Our humanity is an asset to effectiveness, not a liability.

A central difficulty of management, the thing that goes to the heart of being a good boss but often goes overlooked, is establishing a trusting relationship with each person who reports directly to you.

It’s not enough to care only about people’s ability to perform a job. To have a good relationship, you have to be your whole self and care about each of the people who work for you as a human being. It’s not just business; it is personal.

Challenging people is often the best way to show them that you care when you’re the boss.

It happens all too often that bosses view employees as lesser beings who can be degraded without conscience; that employees view their bosses as tyrants to be toppled; and that peers view one another as enemy combatants. When this is the toxic culture of guidance, criticism is a weapon rather than a tool for improvement.

When bosses are too invested in everyone getting along, they fail to encourage people to criticize one another. They create the kind of work environment where “being nice” is prioritized at the expense of critiquing, and therefore, improving actual performance.

Even though relationships don’t scale, culture does. Your relationships and your responsibilities reinforce each other, and from that interaction your success flows and your culture grows.

What we bring to work depends on our own health and well-being. Managers who create a stable foundation for themselves are invariably more effective at building teams on which people can do the best work of their lives.

Building radically candid relationships requires you to walk a fine line between respecting other people’s boundaries and encouraging them to bring their whole selves to work.
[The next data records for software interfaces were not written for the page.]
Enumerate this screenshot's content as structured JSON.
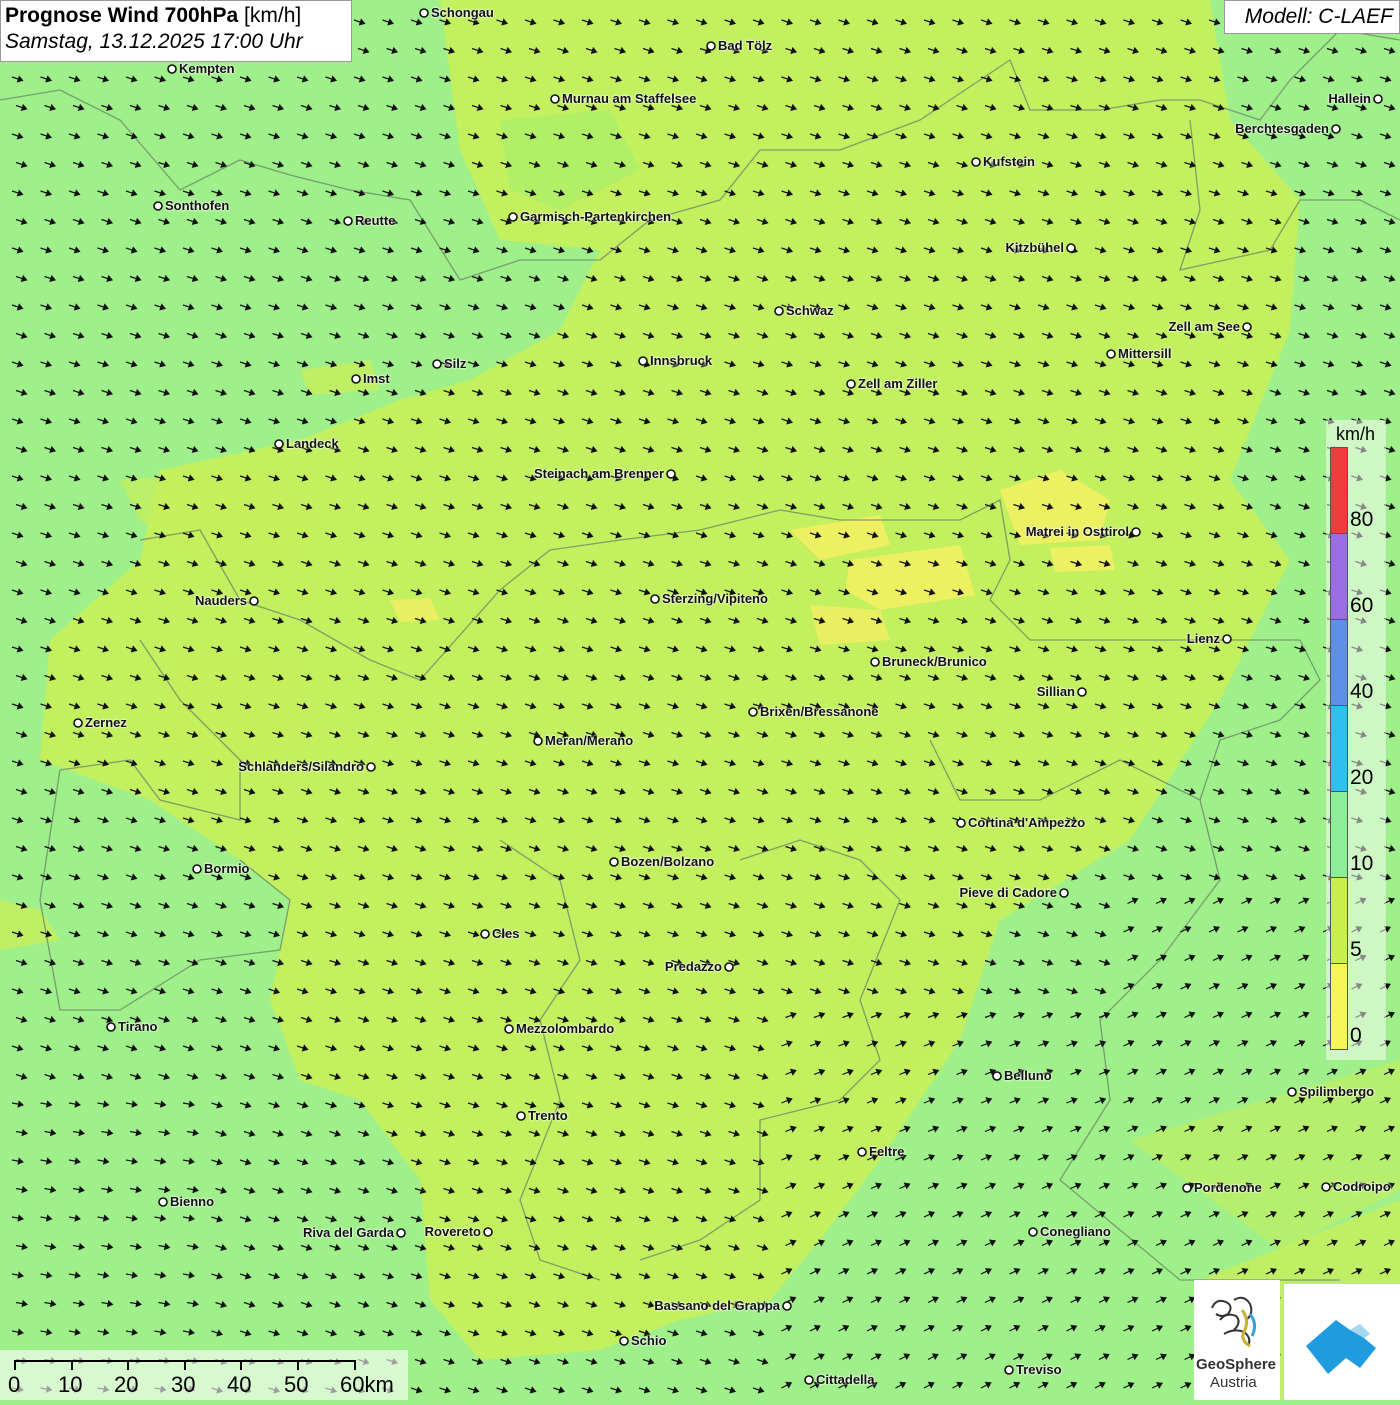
{
  "header": {
    "title_bold": "Prognose Wind 700hPa",
    "title_unit": "[km/h]",
    "subtitle": "Samstag, 13.12.2025 17:00 Uhr",
    "model": "Modell: C-LAEF"
  },
  "cities": [
    {
      "name": "Schongau"
    },
    {
      "name": "Bad Tölz"
    },
    {
      "name": "Kempten"
    },
    {
      "name": "Murnau am Staffelsee"
    },
    {
      "name": "Hallein"
    },
    {
      "name": "Berchtesgaden"
    },
    {
      "name": "Kufstein"
    },
    {
      "name": "Sonthofen"
    },
    {
      "name": "Reutte"
    },
    {
      "name": "Garmisch-Partenkirchen"
    },
    {
      "name": "Kitzbühel"
    },
    {
      "name": "Schwaz"
    },
    {
      "name": "Zell am See"
    },
    {
      "name": "Mittersill"
    },
    {
      "name": "Innsbruck"
    },
    {
      "name": "Silz"
    },
    {
      "name": "Imst"
    },
    {
      "name": "Zell am Ziller"
    },
    {
      "name": "Landeck"
    },
    {
      "name": "Steinach am Brenner"
    },
    {
      "name": "Matrei in Osttirol"
    },
    {
      "name": "Nauders"
    },
    {
      "name": "Sterzing/Vipiteno"
    },
    {
      "name": "Lienz"
    },
    {
      "name": "Bruneck/Brunico"
    },
    {
      "name": "Sillian"
    },
    {
      "name": "Zernez"
    },
    {
      "name": "Brixen/Bressanone"
    },
    {
      "name": "Meran/Merano"
    },
    {
      "name": "Schlanders/Silandro"
    },
    {
      "name": "Cortina d'Ampezzo"
    },
    {
      "name": "Bozen/Bolzano"
    },
    {
      "name": "Bormio"
    },
    {
      "name": "Pieve di Cadore"
    },
    {
      "name": "Cles"
    },
    {
      "name": "Predazzo"
    },
    {
      "name": "Tirano"
    },
    {
      "name": "Mezzolombardo"
    },
    {
      "name": "Belluno"
    },
    {
      "name": "Spilimbergo"
    },
    {
      "name": "Trento"
    },
    {
      "name": "Feltre"
    },
    {
      "name": "Bienno"
    },
    {
      "name": "Pordenone"
    },
    {
      "name": "Codroipo"
    },
    {
      "name": "Riva del Garda"
    },
    {
      "name": "Rovereto"
    },
    {
      "name": "Conegliano"
    },
    {
      "name": "Bassano del Grappa"
    },
    {
      "name": "Schio"
    },
    {
      "name": "Treviso"
    },
    {
      "name": "Cittadella"
    }
  ],
  "legend": {
    "unit": "km/h",
    "labels": [
      "80",
      "60",
      "40",
      "20",
      "10",
      "5",
      "0"
    ],
    "colors": [
      "#f03c3c",
      "#9a6ce6",
      "#5f8fe6",
      "#2fbff0",
      "#8cee96",
      "#c9ef4c",
      "#f5f55a"
    ]
  },
  "scale": {
    "labels": [
      "0",
      "10",
      "20",
      "30",
      "40",
      "50",
      "60km"
    ]
  },
  "logos": {
    "geosphere_line1": "GeoSphere",
    "geosphere_line2": "Austria"
  },
  "wind": {
    "dominant_direction": "west-northwest",
    "colors": {
      "weak": "#e3f06a",
      "moderate": "#bdef5a",
      "stronger": "#9bef88"
    }
  }
}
Once people are clear on what they wanted to learn next, it becomes much easier for managers to identify opportunities at work that would help them develop their skills in the next six to eighteen months that would take them in the direction of at least one of their dreams.